  1. House Judiciary Committee Chairman Rep. Jerrold Nadler, D-N.Y.,left, speaks with House Judiciary Committee ranking member Rep. Doug Collins, R-Ga., right, during a House Judiciary Committee markup of the articles of impeachment against President Donald Trump, Thursday, Dec. 12, 2019, on Capitol Hill in Washington. [ANDREW HARNIK  |  AP]
    The charges now go to the full House for an expected vote next week.
  2. Traffic backing up on southbound Interstate 275 on the Howard Frankland Bridge Thursday evening after the Florida Highway Patrol said a fatal crash took place hours earlier. [Florida Department of Transportation]
    The collision of two pickups left traffic snarled for hours.
  3. Hillsborough County school superintendent Jeff Eakins, shown at Mort Elementary School in 2016, is retiring effective June 30. [JAMES BORCHUCK   |   Times]
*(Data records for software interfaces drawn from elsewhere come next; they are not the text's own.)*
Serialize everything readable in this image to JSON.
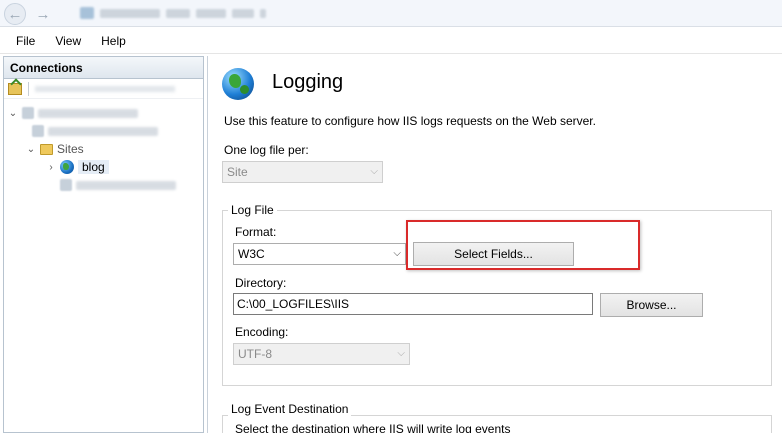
{
  "menu": {
    "file": "File",
    "view": "View",
    "help": "Help"
  },
  "connections": {
    "header": "Connections",
    "sites_label": "Sites",
    "site_name": "blog"
  },
  "feature": {
    "title": "Logging",
    "description": "Use this feature to configure how IIS logs requests on the Web server.",
    "one_log_label": "One log file per:",
    "one_log_value": "Site"
  },
  "log_file": {
    "group_title": "Log File",
    "format_label": "Format:",
    "format_value": "W3C",
    "select_fields_button": "Select Fields...",
    "directory_label": "Directory:",
    "directory_value": "C:\\00_LOGFILES\\IIS",
    "browse_button": "Browse...",
    "encoding_label": "Encoding:",
    "encoding_value": "UTF-8"
  },
  "log_event": {
    "group_title": "Log Event Destination",
    "description": "Select the destination where IIS will write log events"
  },
  "colors": {
    "highlight": "#d92a2a",
    "header_gradient_top": "#f4f7fa",
    "header_gradient_bottom": "#dfe6ee"
  }
}
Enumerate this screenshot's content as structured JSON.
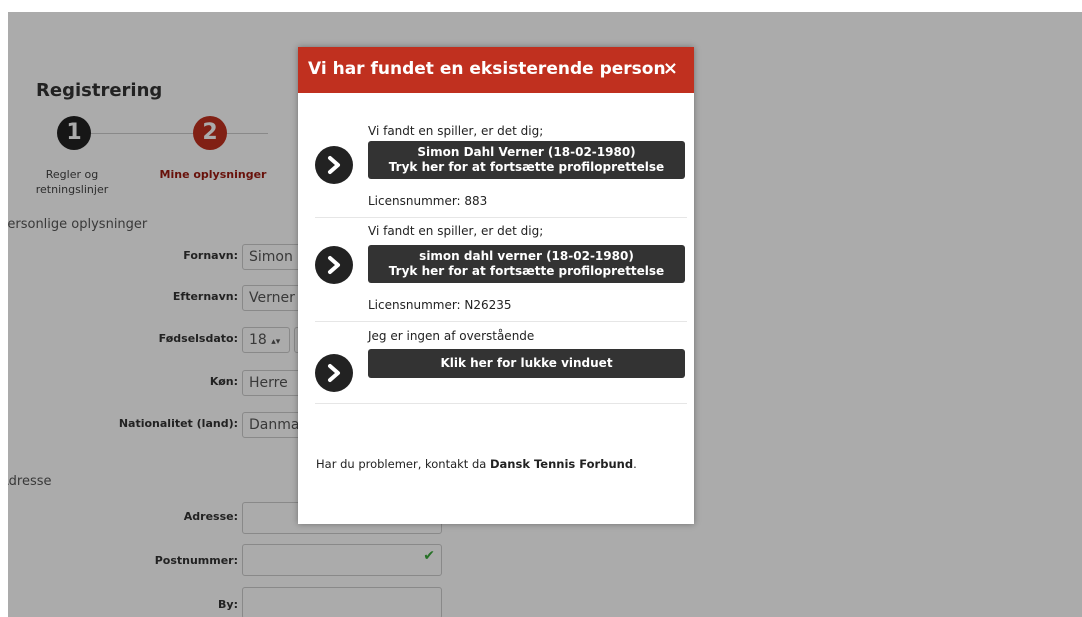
{
  "page": {
    "title": "Registrering",
    "steps": [
      {
        "number": "1",
        "label": "Regler og retningslinjer"
      },
      {
        "number": "2",
        "label": "Mine oplysninger"
      }
    ],
    "personal_section": "Personlige oplysninger",
    "fields": {
      "fornavn": {
        "label": "Fornavn:",
        "value": "Simon"
      },
      "efternavn": {
        "label": "Efternavn:",
        "value": "Verner"
      },
      "fodselsdato": {
        "label": "Fødselsdato:",
        "value": "18"
      },
      "kon": {
        "label": "Køn:",
        "value": "Herre"
      },
      "nationalitet": {
        "label": "Nationalitet (land):",
        "value": "Danmark"
      }
    },
    "address_section": "Adresse",
    "address_fields": {
      "adresse": {
        "label": "Adresse:",
        "value": ""
      },
      "postnummer": {
        "label": "Postnummer:",
        "value": ""
      },
      "by": {
        "label": "By:",
        "value": ""
      }
    }
  },
  "dialog": {
    "title": "Vi har fundet en eksisterende person",
    "close": "×",
    "options": [
      {
        "intro": "Vi fandt en spiller, er det dig;",
        "button_line1": "Simon Dahl Verner (18-02-1980)",
        "button_line2": "Tryk her for at fortsætte profiloprettelse",
        "license": "Licensnummer: 883"
      },
      {
        "intro": "Vi fandt en spiller, er det dig;",
        "button_line1": "simon dahl verner (18-02-1980)",
        "button_line2": "Tryk her for at fortsætte profiloprettelse",
        "license": "Licensnummer: N26235"
      },
      {
        "intro": "Jeg er ingen af overstående",
        "button_line1": "Klik her for lukke vinduet"
      }
    ],
    "footer_prefix": "Har du problemer, kontakt da ",
    "footer_org": "Dansk Tennis Forbund",
    "footer_suffix": "."
  },
  "colors": {
    "accent": "#c0301f",
    "button": "#333333",
    "overlay": "rgba(0,0,0,0.33)"
  }
}
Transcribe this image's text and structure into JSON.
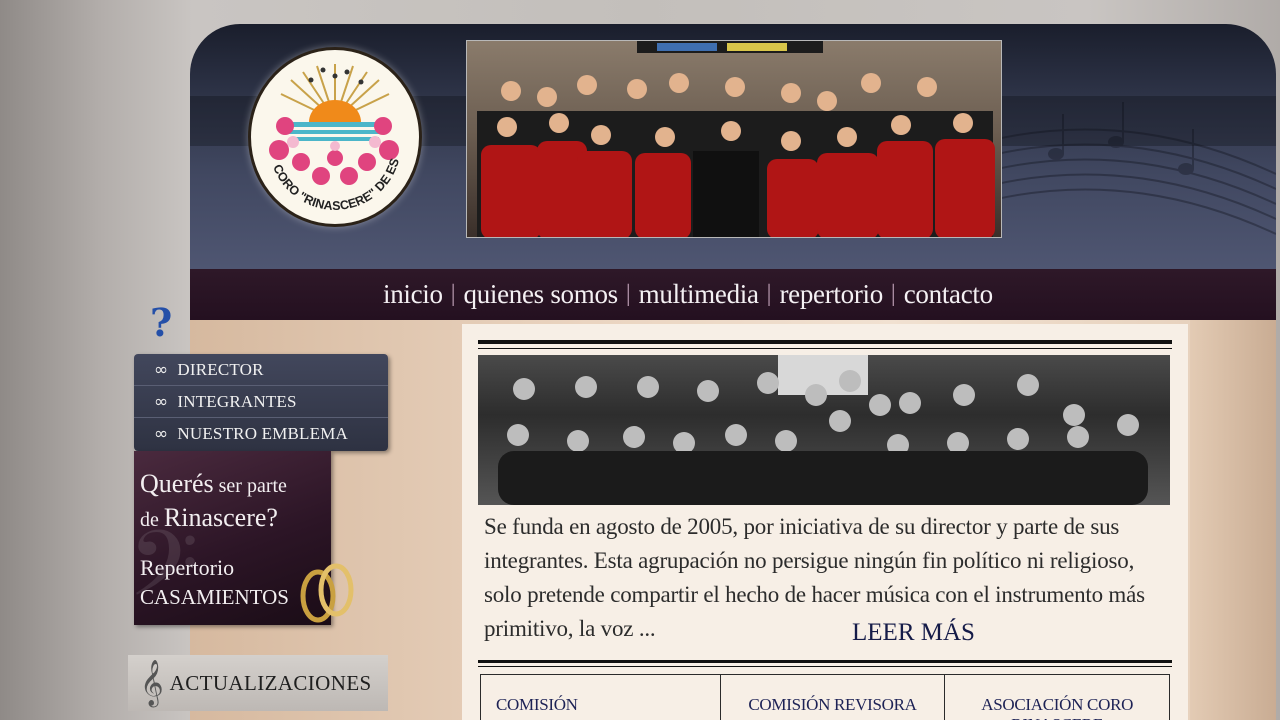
{
  "header": {
    "logo_text": "CORO \"RINASCERE\" DE ESCOBAR"
  },
  "nav": {
    "items": [
      {
        "label": "inicio"
      },
      {
        "label": "quienes somos"
      },
      {
        "label": "multimedia"
      },
      {
        "label": "repertorio"
      },
      {
        "label": "contacto"
      }
    ]
  },
  "sidebar": {
    "help_mark": "?",
    "items": [
      {
        "label": "DIRECTOR"
      },
      {
        "label": "INTEGRANTES"
      },
      {
        "label": "NUESTRO EMBLEMA"
      }
    ],
    "promo": {
      "line1_big": "Querés",
      "line1_small": " ser parte",
      "line2_small": "de ",
      "line2_big": "Rinascere?",
      "line3": "Repertorio",
      "line4": "CASAMIENTOS"
    },
    "updates_label": "ACTUALIZACIONES"
  },
  "main": {
    "intro_text": "Se funda en agosto de 2005, por iniciativa de su director y parte de sus integrantes. Esta agrupación no persigue ningún fin político ni religioso, solo pretende compartir el hecho de hacer música con el instrumento más primitivo, la voz ...",
    "read_more": "LEER MÁS",
    "tabs": [
      {
        "label": "COMISIÓN"
      },
      {
        "label": "COMISIÓN REVISORA"
      },
      {
        "label": "ASOCIACIÓN CORO RINASCERE"
      }
    ]
  },
  "colors": {
    "nav_bg": "#2e1828",
    "header_bg": "#2e3448",
    "link_dark_blue": "#151b48",
    "help_blue": "#244fa8"
  }
}
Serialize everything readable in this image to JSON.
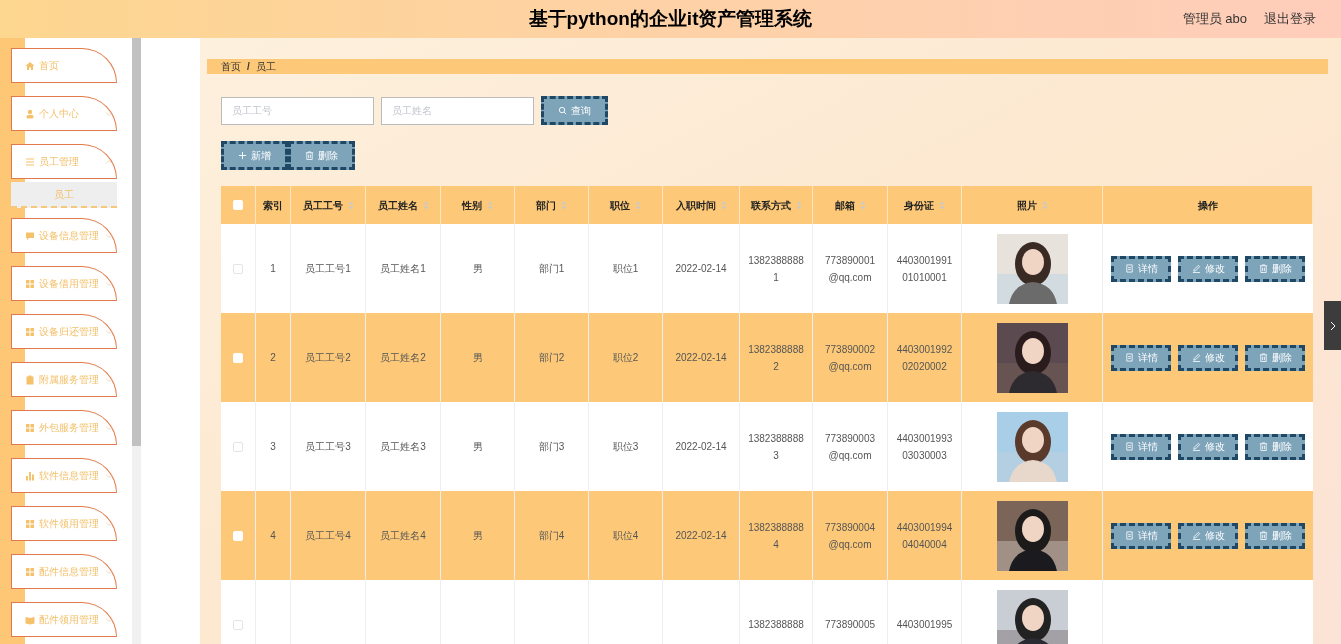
{
  "header": {
    "title": "基于python的企业it资产管理系统",
    "user": "管理员 abo",
    "logout": "退出登录"
  },
  "sidebar": {
    "items": [
      {
        "label": "首页"
      },
      {
        "label": "个人中心",
        "expanded": false
      },
      {
        "label": "员工管理",
        "expanded": true,
        "children": [
          {
            "label": "员工"
          }
        ]
      },
      {
        "label": "设备信息管理",
        "expanded": false
      },
      {
        "label": "设备借用管理",
        "expanded": false
      },
      {
        "label": "设备归还管理",
        "expanded": false
      },
      {
        "label": "附属服务管理",
        "expanded": false
      },
      {
        "label": "外包服务管理",
        "expanded": false
      },
      {
        "label": "软件信息管理",
        "expanded": false
      },
      {
        "label": "软件领用管理",
        "expanded": false
      },
      {
        "label": "配件信息管理",
        "expanded": false
      },
      {
        "label": "配件领用管理",
        "expanded": false
      }
    ]
  },
  "breadcrumb": [
    "首页",
    "/",
    "员工"
  ],
  "search": {
    "fields": [
      {
        "placeholder": "员工工号"
      },
      {
        "placeholder": "员工姓名"
      }
    ],
    "button": "查询"
  },
  "toolbar": [
    {
      "kind": "add",
      "label": "新增"
    },
    {
      "kind": "delete",
      "label": "删除"
    }
  ],
  "table": {
    "all_checked": false,
    "columns": [
      {
        "label": "索引",
        "sortable": false
      },
      {
        "label": "员工工号",
        "sortable": true
      },
      {
        "label": "员工姓名",
        "sortable": true
      },
      {
        "label": "性别",
        "sortable": true
      },
      {
        "label": "部门",
        "sortable": true
      },
      {
        "label": "职位",
        "sortable": true
      },
      {
        "label": "入职时间",
        "sortable": true
      },
      {
        "label": "联系方式",
        "sortable": true
      },
      {
        "label": "邮箱",
        "sortable": true
      },
      {
        "label": "身份证",
        "sortable": true
      },
      {
        "label": "照片",
        "sortable": true
      },
      {
        "label": "操作",
        "sortable": false
      }
    ],
    "rows": [
      {
        "checked": false,
        "cells": [
          "1",
          "员工工号1",
          "员工姓名1",
          "男",
          "部门1",
          "职位1",
          "2022-02-14",
          [
            "1382388888",
            "1"
          ],
          [
            "773890001",
            "@qq.com"
          ],
          [
            "4403001991",
            "01010001"
          ]
        ],
        "photo": true,
        "actions": [
          {
            "kind": "detail",
            "label": "详情"
          },
          {
            "kind": "edit",
            "label": "修改"
          },
          {
            "kind": "delete",
            "label": "删除"
          }
        ]
      },
      {
        "checked": false,
        "cells": [
          "2",
          "员工工号2",
          "员工姓名2",
          "男",
          "部门2",
          "职位2",
          "2022-02-14",
          [
            "1382388888",
            "2"
          ],
          [
            "773890002",
            "@qq.com"
          ],
          [
            "4403001992",
            "02020002"
          ]
        ],
        "photo": true,
        "actions": [
          {
            "kind": "detail",
            "label": "详情"
          },
          {
            "kind": "edit",
            "label": "修改"
          },
          {
            "kind": "delete",
            "label": "删除"
          }
        ]
      },
      {
        "checked": false,
        "cells": [
          "3",
          "员工工号3",
          "员工姓名3",
          "男",
          "部门3",
          "职位3",
          "2022-02-14",
          [
            "1382388888",
            "3"
          ],
          [
            "773890003",
            "@qq.com"
          ],
          [
            "4403001993",
            "03030003"
          ]
        ],
        "photo": true,
        "actions": [
          {
            "kind": "detail",
            "label": "详情"
          },
          {
            "kind": "edit",
            "label": "修改"
          },
          {
            "kind": "delete",
            "label": "删除"
          }
        ]
      },
      {
        "checked": false,
        "cells": [
          "4",
          "员工工号4",
          "员工姓名4",
          "男",
          "部门4",
          "职位4",
          "2022-02-14",
          [
            "1382388888",
            "4"
          ],
          [
            "773890004",
            "@qq.com"
          ],
          [
            "4403001994",
            "04040004"
          ]
        ],
        "photo": true,
        "actions": [
          {
            "kind": "detail",
            "label": "详情"
          },
          {
            "kind": "edit",
            "label": "修改"
          },
          {
            "kind": "delete",
            "label": "删除"
          }
        ]
      },
      {
        "checked": false,
        "cells": [
          "",
          "",
          "",
          "",
          "",
          "",
          "",
          [
            "1382388888"
          ],
          [
            "773890005"
          ],
          [
            "4403001995"
          ]
        ],
        "photo": true
      }
    ]
  }
}
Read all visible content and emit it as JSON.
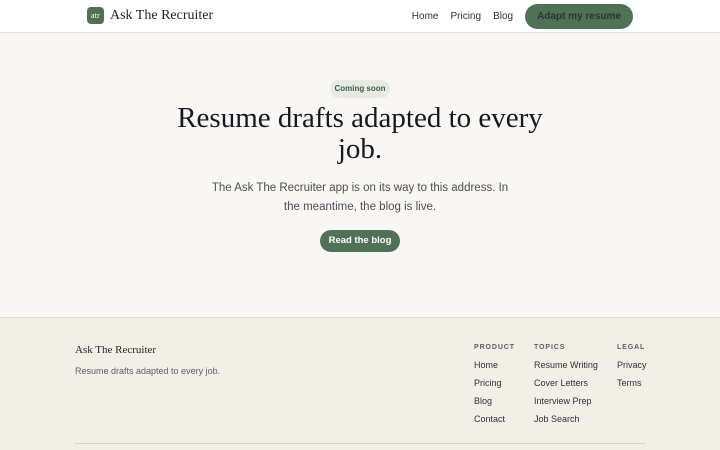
{
  "header": {
    "logo_badge": "atr",
    "brand": "Ask The Recruiter",
    "nav": [
      "Home",
      "Pricing",
      "Blog"
    ],
    "cta": "Adapt my resume"
  },
  "hero": {
    "badge": "Coming soon",
    "title": "Resume drafts adapted to every job.",
    "subtitle": "The Ask The Recruiter app is on its way to this address. In the meantime, the blog is live.",
    "button": "Read the blog"
  },
  "footer": {
    "brand": "Ask The Recruiter",
    "tagline": "Resume drafts adapted to every job.",
    "columns": [
      {
        "heading": "PRODUCT",
        "links": [
          "Home",
          "Pricing",
          "Blog",
          "Contact"
        ]
      },
      {
        "heading": "TOPICS",
        "links": [
          "Resume Writing",
          "Cover Letters",
          "Interview Prep",
          "Job Search"
        ]
      },
      {
        "heading": "LEGAL",
        "links": [
          "Privacy",
          "Terms"
        ]
      }
    ]
  },
  "colors": {
    "accent": "#4f7257",
    "page_bg": "#f8f7f3",
    "footer_bg": "#f2efe7",
    "badge_bg": "#e6ebe2"
  }
}
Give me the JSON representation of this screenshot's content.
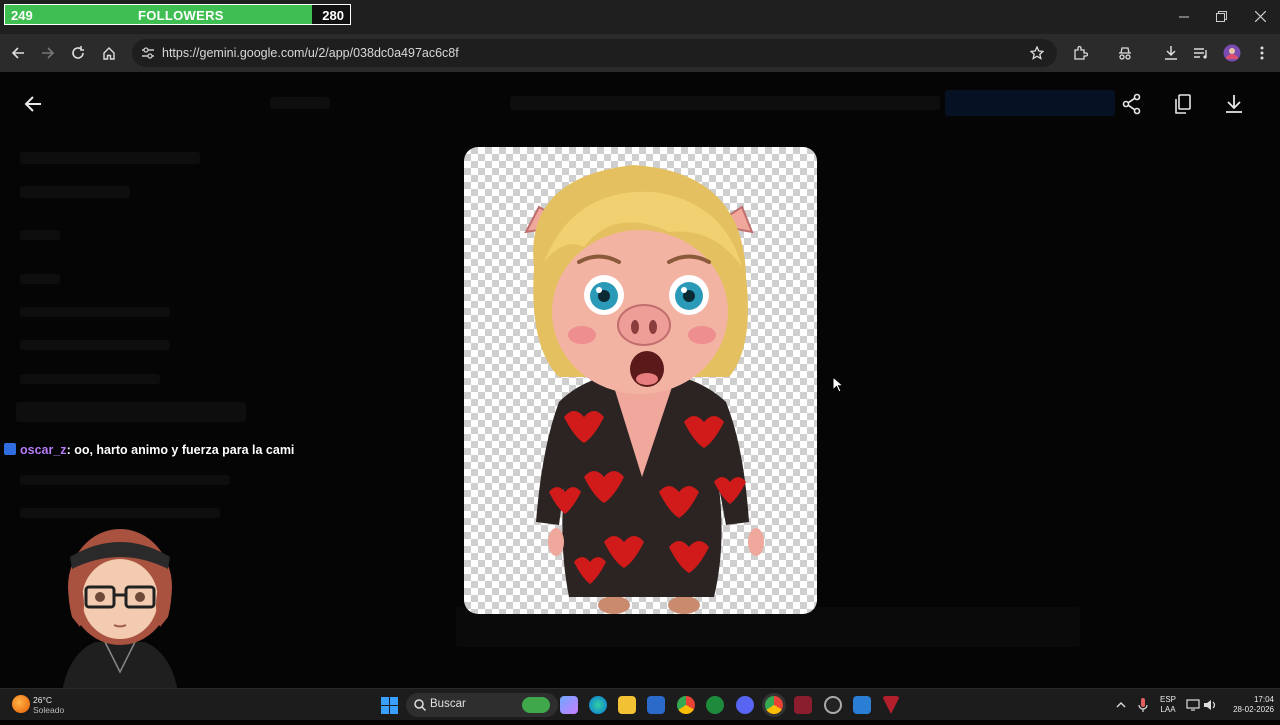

    Jeff Eakins, the current superintendent, is retiring, effective June 30.
  4. Tampa Mayor Jane Castor has launched a campaign dubbed "Bead Free Bay" in an effort to keep beads out of Tampa Bay during the annual Gasparilla Parade of Pirates.
    Boaters, especially, are targeted in an information campaign designed to protect the marine ecosystem.
  5. Rep. Doug Collins, R-Ga., the ranking member of the House Judiciary Committee, joined by Chairman Jerrold Nadler, D-N.Y., left, questions investigators during a presentation of the findings in the impeachment inquiry against President Donald Trump, on Capitol Hill in Washington. (AP Photo/J. Scott Applewhite) [J. SCOTT APPLEWHITE  |  AP]
    Approval of the two charges against the president would send the matter to the full House for a vote expected next week.
  6. A vigil at Pine Trails Park in Parkland for victims of the shooting at Marjory Stoneman Douglas High School. Credit: Al Diaz, Miami Herald
    A roundup of stories from around the state.
  7. At the request of a state lawmaker, Citizens Property Insurance Co.’s board is again bringing in an outside evaluator to help the insurer decide if and how to cull its policyholder base. Pictured is  Sen. Jeff Brandes (R-St. Petersburg) (left) and Barry Gilway, CEO of Citizens. [Courtesy of Sen. Jeff Brandes and Citizens Property Insurance Co.]
    At the request of St. Petersburg Sen. Jeff Brandes, the insurer will look for ways to shrink.
  8. Katie Golden, left, died from a drug overdose in 2017. Titan Goodson, right, is accused of manslaughter in her death. [Family photo | Hillsborough County Sheriff's Office]
    Titan Goodson stands accused in the 2017 heroin overdose death of Plant High senior Katie Golden. In an unusual trial, a jury will decide if he is responsible.
  9. Some schools have already closed for the holidays, but everyone should be off by the end of the day Dec. 20. [Times (2015)]
    Some schools are closing for the holidays this week; others won’t be done for a few days. Then it’s lights out until early January.
  10. In addition to offering groceries through Prime Now, Amazon has just launched Amazon Fresh in Tampa Bay. (AP Photo/Mark Lennihan)
    The online retailer branches out beyond the Whole Foods’ organic products it already offers.
Advertisement
Advertisement
Advertisement